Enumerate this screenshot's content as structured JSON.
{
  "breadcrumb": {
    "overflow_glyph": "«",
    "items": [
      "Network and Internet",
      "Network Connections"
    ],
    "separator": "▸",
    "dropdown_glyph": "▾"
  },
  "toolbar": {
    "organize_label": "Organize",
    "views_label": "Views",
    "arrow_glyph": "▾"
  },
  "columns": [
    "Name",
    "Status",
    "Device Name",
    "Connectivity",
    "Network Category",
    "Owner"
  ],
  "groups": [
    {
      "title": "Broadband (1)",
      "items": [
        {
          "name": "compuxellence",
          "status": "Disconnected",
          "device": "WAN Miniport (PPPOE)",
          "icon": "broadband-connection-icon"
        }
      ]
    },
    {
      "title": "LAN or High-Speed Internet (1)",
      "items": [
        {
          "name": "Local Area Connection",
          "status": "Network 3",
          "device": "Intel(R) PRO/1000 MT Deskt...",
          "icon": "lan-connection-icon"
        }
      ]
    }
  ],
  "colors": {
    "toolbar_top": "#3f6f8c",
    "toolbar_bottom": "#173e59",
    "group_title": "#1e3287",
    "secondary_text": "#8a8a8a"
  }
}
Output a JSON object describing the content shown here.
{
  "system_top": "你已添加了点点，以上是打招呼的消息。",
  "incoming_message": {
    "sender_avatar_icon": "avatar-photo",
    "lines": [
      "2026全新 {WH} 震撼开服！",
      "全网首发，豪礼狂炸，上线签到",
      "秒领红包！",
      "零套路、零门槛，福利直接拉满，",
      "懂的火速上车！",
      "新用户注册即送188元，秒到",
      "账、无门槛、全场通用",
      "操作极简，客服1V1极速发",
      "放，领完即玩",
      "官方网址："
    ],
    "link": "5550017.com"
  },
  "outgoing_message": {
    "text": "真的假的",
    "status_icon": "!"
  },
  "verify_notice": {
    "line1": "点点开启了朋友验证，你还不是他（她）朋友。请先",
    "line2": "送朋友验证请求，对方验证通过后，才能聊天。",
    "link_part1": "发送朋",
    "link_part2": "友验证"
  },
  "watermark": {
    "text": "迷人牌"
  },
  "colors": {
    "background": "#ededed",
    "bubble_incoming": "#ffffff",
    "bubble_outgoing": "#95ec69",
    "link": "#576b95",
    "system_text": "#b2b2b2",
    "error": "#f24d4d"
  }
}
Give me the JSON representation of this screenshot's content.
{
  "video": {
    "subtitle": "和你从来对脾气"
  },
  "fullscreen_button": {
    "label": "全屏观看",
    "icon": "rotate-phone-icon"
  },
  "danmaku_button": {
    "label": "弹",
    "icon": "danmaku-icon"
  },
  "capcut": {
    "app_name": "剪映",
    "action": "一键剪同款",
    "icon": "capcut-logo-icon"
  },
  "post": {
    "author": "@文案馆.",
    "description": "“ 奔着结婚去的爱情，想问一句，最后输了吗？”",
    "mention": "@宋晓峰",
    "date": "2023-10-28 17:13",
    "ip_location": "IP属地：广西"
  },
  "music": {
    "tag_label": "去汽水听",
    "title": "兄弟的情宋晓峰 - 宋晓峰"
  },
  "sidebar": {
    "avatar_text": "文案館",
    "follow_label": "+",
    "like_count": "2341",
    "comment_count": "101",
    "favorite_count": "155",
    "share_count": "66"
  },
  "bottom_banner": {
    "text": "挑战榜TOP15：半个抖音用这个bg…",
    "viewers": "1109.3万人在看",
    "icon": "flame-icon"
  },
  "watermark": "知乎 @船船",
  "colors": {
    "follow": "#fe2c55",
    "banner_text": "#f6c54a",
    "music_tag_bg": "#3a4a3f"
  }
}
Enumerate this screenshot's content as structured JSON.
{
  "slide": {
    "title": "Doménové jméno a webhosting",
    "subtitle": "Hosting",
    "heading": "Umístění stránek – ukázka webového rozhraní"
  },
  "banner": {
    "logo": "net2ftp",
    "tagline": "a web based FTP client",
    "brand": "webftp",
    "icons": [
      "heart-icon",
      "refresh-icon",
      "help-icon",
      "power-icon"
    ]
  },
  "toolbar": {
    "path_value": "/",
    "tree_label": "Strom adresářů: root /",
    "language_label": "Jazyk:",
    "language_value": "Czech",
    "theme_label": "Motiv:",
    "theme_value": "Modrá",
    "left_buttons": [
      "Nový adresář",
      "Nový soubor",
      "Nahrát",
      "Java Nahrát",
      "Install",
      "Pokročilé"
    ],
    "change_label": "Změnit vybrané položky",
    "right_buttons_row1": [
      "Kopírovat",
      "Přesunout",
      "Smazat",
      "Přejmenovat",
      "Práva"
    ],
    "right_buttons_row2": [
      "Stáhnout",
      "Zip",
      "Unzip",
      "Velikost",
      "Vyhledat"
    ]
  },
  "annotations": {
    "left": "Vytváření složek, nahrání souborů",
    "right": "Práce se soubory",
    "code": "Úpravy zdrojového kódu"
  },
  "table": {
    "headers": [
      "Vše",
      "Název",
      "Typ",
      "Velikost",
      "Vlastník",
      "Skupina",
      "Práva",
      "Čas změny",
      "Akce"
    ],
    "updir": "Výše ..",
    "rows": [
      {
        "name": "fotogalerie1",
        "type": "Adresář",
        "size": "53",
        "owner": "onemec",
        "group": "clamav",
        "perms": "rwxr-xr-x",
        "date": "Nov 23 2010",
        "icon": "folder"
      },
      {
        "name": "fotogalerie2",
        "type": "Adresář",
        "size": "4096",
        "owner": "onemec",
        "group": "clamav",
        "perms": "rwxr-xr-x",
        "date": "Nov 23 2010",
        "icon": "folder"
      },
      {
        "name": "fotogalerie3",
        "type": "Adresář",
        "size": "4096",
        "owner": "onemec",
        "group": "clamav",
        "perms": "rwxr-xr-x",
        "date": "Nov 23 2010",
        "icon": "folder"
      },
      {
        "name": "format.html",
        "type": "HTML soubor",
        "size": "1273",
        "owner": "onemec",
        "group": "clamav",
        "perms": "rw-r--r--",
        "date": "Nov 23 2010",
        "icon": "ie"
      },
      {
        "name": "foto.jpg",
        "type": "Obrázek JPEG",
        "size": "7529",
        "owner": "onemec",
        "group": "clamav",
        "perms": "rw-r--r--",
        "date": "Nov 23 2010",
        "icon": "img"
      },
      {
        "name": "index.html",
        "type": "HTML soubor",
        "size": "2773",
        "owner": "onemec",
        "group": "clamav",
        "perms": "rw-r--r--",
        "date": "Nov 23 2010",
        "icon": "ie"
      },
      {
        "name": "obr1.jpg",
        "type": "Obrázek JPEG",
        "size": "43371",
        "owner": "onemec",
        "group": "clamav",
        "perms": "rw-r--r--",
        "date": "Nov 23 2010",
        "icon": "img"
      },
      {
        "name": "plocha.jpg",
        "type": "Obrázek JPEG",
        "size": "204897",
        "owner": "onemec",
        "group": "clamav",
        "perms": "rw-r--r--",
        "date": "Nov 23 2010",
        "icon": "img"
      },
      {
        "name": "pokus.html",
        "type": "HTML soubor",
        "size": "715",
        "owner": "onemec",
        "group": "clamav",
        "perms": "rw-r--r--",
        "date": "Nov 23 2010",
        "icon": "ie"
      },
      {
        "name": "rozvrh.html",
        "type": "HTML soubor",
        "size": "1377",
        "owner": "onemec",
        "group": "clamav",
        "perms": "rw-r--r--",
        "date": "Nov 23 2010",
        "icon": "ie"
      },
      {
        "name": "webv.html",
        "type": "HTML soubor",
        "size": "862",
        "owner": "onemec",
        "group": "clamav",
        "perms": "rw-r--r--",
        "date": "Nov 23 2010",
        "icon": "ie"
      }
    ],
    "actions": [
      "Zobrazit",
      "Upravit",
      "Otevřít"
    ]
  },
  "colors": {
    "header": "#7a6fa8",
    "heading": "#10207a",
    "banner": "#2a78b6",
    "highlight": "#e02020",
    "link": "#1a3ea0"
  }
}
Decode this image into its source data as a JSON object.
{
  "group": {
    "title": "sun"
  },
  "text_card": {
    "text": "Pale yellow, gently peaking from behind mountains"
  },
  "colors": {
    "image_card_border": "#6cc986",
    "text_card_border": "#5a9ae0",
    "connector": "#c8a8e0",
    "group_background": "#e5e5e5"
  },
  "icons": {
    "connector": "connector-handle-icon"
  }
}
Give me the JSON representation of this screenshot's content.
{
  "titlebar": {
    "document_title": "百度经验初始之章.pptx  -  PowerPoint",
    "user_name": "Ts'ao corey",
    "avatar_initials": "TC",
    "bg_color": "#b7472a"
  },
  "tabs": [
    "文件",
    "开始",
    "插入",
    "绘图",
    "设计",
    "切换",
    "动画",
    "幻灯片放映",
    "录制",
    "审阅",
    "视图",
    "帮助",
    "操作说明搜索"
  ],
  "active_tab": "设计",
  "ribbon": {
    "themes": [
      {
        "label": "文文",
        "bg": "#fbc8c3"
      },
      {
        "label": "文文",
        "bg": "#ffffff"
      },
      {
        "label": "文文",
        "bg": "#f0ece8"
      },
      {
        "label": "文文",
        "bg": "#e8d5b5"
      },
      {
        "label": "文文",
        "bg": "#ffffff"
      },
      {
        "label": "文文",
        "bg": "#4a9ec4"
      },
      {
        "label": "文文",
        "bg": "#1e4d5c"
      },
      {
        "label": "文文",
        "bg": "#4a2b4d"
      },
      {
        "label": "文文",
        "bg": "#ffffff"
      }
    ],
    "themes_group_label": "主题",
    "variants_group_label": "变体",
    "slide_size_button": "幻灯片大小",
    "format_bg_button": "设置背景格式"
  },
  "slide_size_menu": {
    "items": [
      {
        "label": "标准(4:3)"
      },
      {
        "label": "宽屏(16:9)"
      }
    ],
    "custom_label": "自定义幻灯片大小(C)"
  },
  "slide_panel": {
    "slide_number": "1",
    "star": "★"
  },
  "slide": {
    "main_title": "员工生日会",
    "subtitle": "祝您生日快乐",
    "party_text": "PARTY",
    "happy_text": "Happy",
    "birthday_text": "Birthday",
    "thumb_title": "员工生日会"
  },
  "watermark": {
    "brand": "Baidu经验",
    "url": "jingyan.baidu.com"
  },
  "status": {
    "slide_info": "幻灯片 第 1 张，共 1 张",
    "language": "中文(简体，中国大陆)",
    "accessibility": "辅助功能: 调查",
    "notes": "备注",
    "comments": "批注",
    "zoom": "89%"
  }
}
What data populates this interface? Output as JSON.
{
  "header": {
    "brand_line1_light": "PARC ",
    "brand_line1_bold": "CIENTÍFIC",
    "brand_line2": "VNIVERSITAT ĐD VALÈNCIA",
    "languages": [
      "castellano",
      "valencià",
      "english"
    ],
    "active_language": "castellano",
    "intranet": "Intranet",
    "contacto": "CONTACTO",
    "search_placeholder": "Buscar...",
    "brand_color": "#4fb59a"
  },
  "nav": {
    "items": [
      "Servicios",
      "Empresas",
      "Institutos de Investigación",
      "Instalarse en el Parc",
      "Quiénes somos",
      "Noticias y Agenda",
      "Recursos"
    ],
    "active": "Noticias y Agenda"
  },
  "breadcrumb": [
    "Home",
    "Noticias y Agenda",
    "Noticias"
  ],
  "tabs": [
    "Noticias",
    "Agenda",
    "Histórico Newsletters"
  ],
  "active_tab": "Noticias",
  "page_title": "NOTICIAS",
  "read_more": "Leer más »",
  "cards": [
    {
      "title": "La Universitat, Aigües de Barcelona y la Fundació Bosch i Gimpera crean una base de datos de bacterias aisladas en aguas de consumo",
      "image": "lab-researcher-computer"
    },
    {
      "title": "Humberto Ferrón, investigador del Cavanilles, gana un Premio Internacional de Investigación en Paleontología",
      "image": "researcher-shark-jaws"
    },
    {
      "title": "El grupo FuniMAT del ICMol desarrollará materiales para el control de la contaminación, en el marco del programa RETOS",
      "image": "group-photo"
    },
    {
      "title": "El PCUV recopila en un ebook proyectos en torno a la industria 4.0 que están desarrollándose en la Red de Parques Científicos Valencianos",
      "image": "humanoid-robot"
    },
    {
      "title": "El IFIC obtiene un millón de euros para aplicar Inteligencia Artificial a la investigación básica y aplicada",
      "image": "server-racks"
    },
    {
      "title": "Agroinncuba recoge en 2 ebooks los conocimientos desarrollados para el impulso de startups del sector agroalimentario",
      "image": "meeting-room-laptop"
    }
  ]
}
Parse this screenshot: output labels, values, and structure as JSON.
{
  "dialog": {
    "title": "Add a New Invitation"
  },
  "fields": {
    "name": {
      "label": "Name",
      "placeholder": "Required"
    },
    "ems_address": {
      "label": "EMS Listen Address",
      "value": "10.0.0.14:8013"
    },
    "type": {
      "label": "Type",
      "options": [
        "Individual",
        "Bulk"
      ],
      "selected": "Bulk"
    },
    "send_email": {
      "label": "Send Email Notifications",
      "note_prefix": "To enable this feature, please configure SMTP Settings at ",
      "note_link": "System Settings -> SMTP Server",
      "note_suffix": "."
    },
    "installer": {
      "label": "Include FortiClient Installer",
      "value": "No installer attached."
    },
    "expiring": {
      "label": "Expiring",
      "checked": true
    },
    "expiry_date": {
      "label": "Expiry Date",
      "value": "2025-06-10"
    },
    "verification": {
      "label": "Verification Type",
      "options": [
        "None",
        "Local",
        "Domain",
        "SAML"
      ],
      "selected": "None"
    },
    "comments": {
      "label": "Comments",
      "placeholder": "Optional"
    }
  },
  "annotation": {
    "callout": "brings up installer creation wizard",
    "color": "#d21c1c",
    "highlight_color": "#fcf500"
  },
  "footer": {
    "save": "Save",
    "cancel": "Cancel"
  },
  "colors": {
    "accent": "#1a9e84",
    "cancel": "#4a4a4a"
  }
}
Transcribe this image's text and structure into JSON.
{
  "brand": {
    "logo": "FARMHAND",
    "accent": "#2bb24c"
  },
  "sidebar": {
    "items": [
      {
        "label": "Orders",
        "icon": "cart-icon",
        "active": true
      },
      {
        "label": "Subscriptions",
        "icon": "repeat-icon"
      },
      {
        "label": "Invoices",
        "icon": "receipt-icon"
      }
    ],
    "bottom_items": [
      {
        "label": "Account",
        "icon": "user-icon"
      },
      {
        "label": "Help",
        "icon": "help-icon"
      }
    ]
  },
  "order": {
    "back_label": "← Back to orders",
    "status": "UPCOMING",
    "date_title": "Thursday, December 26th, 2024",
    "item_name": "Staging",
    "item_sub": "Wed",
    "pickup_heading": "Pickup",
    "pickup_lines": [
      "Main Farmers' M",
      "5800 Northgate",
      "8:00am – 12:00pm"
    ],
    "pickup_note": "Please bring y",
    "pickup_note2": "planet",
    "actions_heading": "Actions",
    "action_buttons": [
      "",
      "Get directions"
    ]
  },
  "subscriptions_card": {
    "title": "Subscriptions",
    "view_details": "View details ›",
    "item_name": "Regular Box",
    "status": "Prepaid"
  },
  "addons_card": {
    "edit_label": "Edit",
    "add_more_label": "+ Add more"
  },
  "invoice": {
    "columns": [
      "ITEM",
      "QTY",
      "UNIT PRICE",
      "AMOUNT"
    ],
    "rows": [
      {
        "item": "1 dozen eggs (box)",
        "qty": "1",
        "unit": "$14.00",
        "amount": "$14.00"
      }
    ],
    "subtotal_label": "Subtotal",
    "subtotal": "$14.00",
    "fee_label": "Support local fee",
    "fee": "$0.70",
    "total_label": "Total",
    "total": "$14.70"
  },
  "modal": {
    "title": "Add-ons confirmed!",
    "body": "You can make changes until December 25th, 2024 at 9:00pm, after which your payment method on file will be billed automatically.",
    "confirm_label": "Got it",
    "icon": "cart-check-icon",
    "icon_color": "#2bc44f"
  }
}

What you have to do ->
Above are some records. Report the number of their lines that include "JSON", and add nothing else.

Exercise solution ->
9